If perception is a backbone, lending strength to this book, it is also the cause of some weaknesses. The topic of nature versus nurture is a highly interesting one, critical to many perceptual problems and philosophical issues, but Gregory's discussion of it is perhaps too brief and one-sided; he says little of the many important conclusions reached through the work of Freud in psychoanalysis, of Harry Harlow and Robert Hinde in experimental psychology and of David Hubel and Torsten Wiesel in physiology. This is a pity because it would have reinforced the book's general view of the active role the brain plays in perception, and would also have taken into account the developmental stages after birth in which the emphasis is on nourishing a genetically endowed and ready-to-use-at-birth apparatus.

One also senses that some of the topics in the last chapter sit uneasily, perhaps because they have been introduced as an after-thought in a climate of opinion where an opinion about consciousness is de rigueur. But the discussion here on consciousness is not satisfactory, as is often the case. Roger Penrose is dismissed yet again, though not very persuasively, and the controversial syndrome of "blindsight" - to see without being aware of having seen - is introduced without any discussion of the intricacies and difficulties that have made the syndrome difficult for many people to accept.

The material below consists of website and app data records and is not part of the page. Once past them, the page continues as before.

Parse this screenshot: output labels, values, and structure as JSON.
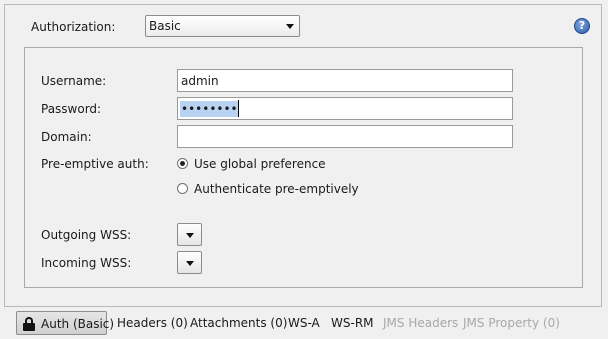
{
  "authorization": {
    "label": "Authorization:",
    "selected": "Basic",
    "help_symbol": "?"
  },
  "fields": {
    "username_label": "Username:",
    "username_value": "admin",
    "password_label": "Password:",
    "password_value": "••••••••",
    "domain_label": "Domain:",
    "domain_value": ""
  },
  "preemptive": {
    "label": "Pre-emptive auth:",
    "options": [
      {
        "label": "Use global preference",
        "selected": true
      },
      {
        "label": "Authenticate pre-emptively",
        "selected": false
      }
    ]
  },
  "wss": {
    "outgoing_label": "Outgoing WSS:",
    "incoming_label": "Incoming WSS:"
  },
  "tabs": [
    {
      "label": "Auth (Basic)",
      "active": true,
      "enabled": true
    },
    {
      "label": "Headers (0)",
      "active": false,
      "enabled": true
    },
    {
      "label": "Attachments (0)",
      "active": false,
      "enabled": true
    },
    {
      "label": "WS-A",
      "active": false,
      "enabled": true
    },
    {
      "label": "WS-RM",
      "active": false,
      "enabled": true
    },
    {
      "label": "JMS Headers",
      "active": false,
      "enabled": false
    },
    {
      "label": "JMS Property (0)",
      "active": false,
      "enabled": false
    }
  ]
}
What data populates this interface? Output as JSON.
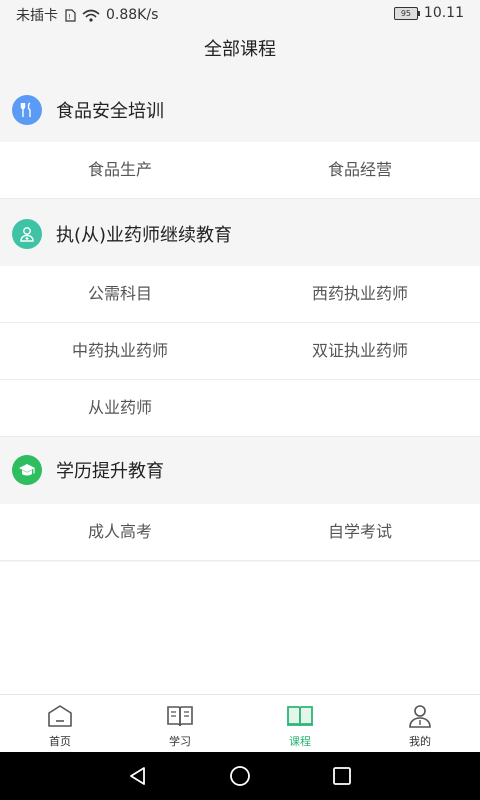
{
  "status_bar": {
    "left_text": "未插卡",
    "speed": "0.88K/s",
    "battery": "95",
    "time": "10.11"
  },
  "header": {
    "title": "全部课程"
  },
  "sections": [
    {
      "title": "食品安全培训",
      "icon": "fork-knife-icon",
      "icon_color": "#5b9bf5",
      "items": [
        "食品生产",
        "食品经营"
      ]
    },
    {
      "title": "执(从)业药师继续教育",
      "icon": "pharmacist-icon",
      "icon_color": "#3fc3a6",
      "items": [
        "公需科目",
        "西药执业药师",
        "中药执业药师",
        "双证执业药师",
        "从业药师"
      ]
    },
    {
      "title": "学历提升教育",
      "icon": "graduation-cap-icon",
      "icon_color": "#2ebd5f",
      "items": [
        "成人高考",
        "自学考试"
      ]
    }
  ],
  "bottom_nav": {
    "items": [
      {
        "label": "首页",
        "icon": "home-icon"
      },
      {
        "label": "学习",
        "icon": "open-book-icon"
      },
      {
        "label": "课程",
        "icon": "course-book-icon",
        "active": true
      },
      {
        "label": "我的",
        "icon": "profile-icon"
      }
    ],
    "active_color": "#2bb673"
  },
  "system_nav": [
    "back-icon",
    "home-circle-icon",
    "recents-icon"
  ]
}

These are, however, minor faults in a new and original way of using mirrors to give an exciting and provocative view of perception. Gregory should be congratulated for producing a book that will bring joy and understanding to many, and which deserves to be placed in every library and on every bookshelf devoted to perception.

Semir Zeki is professor of neurobiology, University College London, and co-head of the Wellcome department of cognitive neurology.

Mirrors in Mind

Author - Richard Gregory
ISBN - 0 7167 4511 9
Publisher - W. H. Freeman
Price - £25.00
Pages - 302

You've reached your article limit.

Register to continue

Registration is free and only takes a moment. Once registered you can read a total of 3 articles each month, plus:

  • Sign up for the editor's highlights
  • Receive World University Rankings news first
  • Get job alerts, shortlist jobs and save job searches
  • Participate in reader discussions and post comments

Have your say

Log in or register to post comments